──────── EXERCISE INPUTS ────────

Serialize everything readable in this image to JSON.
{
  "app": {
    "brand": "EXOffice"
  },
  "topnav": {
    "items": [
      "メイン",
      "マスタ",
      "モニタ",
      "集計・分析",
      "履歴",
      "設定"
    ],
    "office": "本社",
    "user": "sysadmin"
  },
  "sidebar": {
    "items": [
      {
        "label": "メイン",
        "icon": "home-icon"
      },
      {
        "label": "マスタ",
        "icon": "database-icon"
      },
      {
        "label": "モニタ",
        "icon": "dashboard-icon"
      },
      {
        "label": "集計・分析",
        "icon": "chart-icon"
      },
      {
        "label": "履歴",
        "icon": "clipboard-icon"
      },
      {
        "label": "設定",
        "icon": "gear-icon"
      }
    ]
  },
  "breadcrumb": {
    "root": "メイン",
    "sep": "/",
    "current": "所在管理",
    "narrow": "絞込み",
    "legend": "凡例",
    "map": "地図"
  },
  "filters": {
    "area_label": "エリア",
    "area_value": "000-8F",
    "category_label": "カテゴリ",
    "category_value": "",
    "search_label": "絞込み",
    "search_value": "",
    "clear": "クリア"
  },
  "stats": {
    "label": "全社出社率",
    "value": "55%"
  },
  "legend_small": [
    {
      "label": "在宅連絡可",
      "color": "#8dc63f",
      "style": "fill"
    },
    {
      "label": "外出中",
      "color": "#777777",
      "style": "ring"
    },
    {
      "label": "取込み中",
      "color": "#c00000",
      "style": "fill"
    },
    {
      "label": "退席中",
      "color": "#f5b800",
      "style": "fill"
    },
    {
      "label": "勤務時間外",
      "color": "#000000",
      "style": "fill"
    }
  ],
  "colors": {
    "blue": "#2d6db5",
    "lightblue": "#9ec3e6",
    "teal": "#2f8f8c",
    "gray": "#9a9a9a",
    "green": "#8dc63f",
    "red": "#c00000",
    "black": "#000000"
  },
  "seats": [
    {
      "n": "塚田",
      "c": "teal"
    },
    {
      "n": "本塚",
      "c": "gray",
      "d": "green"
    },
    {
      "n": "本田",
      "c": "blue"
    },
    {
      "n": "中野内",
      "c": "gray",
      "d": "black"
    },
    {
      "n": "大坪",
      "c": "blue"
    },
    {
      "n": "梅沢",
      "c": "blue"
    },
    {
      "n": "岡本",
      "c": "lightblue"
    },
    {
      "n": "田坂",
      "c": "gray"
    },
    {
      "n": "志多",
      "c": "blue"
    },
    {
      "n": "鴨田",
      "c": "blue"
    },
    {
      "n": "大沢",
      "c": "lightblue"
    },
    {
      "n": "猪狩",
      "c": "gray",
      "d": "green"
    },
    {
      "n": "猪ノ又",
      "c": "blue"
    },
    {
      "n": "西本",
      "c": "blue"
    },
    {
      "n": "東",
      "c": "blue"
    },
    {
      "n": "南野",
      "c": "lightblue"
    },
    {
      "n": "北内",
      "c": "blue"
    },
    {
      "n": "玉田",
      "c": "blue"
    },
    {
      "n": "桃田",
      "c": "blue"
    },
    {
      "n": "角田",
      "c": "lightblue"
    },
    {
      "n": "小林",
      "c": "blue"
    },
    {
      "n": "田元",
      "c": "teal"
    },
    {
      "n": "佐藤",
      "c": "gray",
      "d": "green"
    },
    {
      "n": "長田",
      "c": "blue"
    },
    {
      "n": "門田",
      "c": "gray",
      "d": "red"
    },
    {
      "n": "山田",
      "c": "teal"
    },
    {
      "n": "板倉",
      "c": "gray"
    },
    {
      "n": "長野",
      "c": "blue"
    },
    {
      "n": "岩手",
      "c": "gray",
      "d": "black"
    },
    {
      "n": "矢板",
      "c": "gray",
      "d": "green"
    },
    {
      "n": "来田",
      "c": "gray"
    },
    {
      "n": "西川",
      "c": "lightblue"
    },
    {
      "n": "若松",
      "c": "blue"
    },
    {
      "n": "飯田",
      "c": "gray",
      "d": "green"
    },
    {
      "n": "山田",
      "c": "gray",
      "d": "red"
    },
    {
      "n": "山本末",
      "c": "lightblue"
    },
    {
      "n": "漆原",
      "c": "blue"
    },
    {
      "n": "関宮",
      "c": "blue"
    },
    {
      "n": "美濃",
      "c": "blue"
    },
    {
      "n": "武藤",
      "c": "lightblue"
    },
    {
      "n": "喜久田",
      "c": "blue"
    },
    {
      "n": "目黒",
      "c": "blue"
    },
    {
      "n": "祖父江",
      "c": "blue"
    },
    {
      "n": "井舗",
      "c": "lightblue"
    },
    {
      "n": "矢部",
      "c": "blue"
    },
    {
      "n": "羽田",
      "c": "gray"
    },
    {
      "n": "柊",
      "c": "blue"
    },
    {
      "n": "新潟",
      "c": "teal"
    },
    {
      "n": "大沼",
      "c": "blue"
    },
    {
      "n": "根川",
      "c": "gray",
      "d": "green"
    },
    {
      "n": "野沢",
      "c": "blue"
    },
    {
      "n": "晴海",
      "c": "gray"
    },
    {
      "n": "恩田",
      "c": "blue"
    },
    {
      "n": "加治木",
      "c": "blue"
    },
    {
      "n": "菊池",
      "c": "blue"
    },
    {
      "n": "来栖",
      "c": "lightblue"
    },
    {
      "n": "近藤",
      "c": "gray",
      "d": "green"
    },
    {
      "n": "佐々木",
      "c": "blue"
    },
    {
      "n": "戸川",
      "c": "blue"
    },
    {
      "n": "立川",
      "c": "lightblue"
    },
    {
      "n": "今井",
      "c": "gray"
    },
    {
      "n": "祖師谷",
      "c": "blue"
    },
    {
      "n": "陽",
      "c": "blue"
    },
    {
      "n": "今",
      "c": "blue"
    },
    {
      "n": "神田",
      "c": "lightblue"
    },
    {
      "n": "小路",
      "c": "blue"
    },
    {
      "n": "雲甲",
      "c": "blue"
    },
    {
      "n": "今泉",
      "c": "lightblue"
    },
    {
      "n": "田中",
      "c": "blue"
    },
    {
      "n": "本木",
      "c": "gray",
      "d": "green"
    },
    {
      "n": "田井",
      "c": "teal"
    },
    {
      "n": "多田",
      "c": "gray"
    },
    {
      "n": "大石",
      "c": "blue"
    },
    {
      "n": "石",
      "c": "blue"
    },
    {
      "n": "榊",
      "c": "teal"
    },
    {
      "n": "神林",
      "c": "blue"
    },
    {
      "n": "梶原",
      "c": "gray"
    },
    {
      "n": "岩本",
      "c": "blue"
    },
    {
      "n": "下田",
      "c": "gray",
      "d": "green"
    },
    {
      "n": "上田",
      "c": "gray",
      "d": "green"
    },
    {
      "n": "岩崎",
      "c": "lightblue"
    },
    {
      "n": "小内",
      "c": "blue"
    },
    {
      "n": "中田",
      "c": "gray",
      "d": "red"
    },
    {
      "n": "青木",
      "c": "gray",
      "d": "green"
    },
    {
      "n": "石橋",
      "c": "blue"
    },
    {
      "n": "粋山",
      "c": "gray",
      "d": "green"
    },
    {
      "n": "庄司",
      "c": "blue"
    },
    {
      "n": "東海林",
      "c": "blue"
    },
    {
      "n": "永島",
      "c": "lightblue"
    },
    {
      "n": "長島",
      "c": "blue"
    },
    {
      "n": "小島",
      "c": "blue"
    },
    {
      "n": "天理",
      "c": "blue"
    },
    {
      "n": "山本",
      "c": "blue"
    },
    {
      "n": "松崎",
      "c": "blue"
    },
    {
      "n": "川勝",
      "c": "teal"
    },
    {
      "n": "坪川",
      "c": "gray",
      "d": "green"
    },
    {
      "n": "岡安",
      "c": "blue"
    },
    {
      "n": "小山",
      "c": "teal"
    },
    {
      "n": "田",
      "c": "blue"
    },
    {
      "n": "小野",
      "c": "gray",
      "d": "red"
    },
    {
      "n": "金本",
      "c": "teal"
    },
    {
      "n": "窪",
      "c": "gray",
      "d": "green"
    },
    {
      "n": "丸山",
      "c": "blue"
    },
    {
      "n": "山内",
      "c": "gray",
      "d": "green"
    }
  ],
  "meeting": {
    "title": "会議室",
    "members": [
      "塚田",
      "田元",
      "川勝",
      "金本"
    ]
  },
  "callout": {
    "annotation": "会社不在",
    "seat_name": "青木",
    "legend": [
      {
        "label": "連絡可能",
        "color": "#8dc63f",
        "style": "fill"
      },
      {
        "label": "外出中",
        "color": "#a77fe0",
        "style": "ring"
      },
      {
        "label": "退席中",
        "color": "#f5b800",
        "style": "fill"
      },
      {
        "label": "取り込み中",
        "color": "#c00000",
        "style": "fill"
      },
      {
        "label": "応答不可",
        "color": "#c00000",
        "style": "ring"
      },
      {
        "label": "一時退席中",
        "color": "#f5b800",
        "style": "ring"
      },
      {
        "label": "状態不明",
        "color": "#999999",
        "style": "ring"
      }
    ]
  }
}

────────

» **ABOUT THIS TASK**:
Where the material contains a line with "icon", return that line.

» **OUTPUT FOR THIS EXERCISE**:
        "icon": "home-icon"
        "icon": "database-icon"
        "icon": "dashboard-icon"
        "icon": "chart-icon"
        "icon": "clipboard-icon"
        "icon": "gear-icon"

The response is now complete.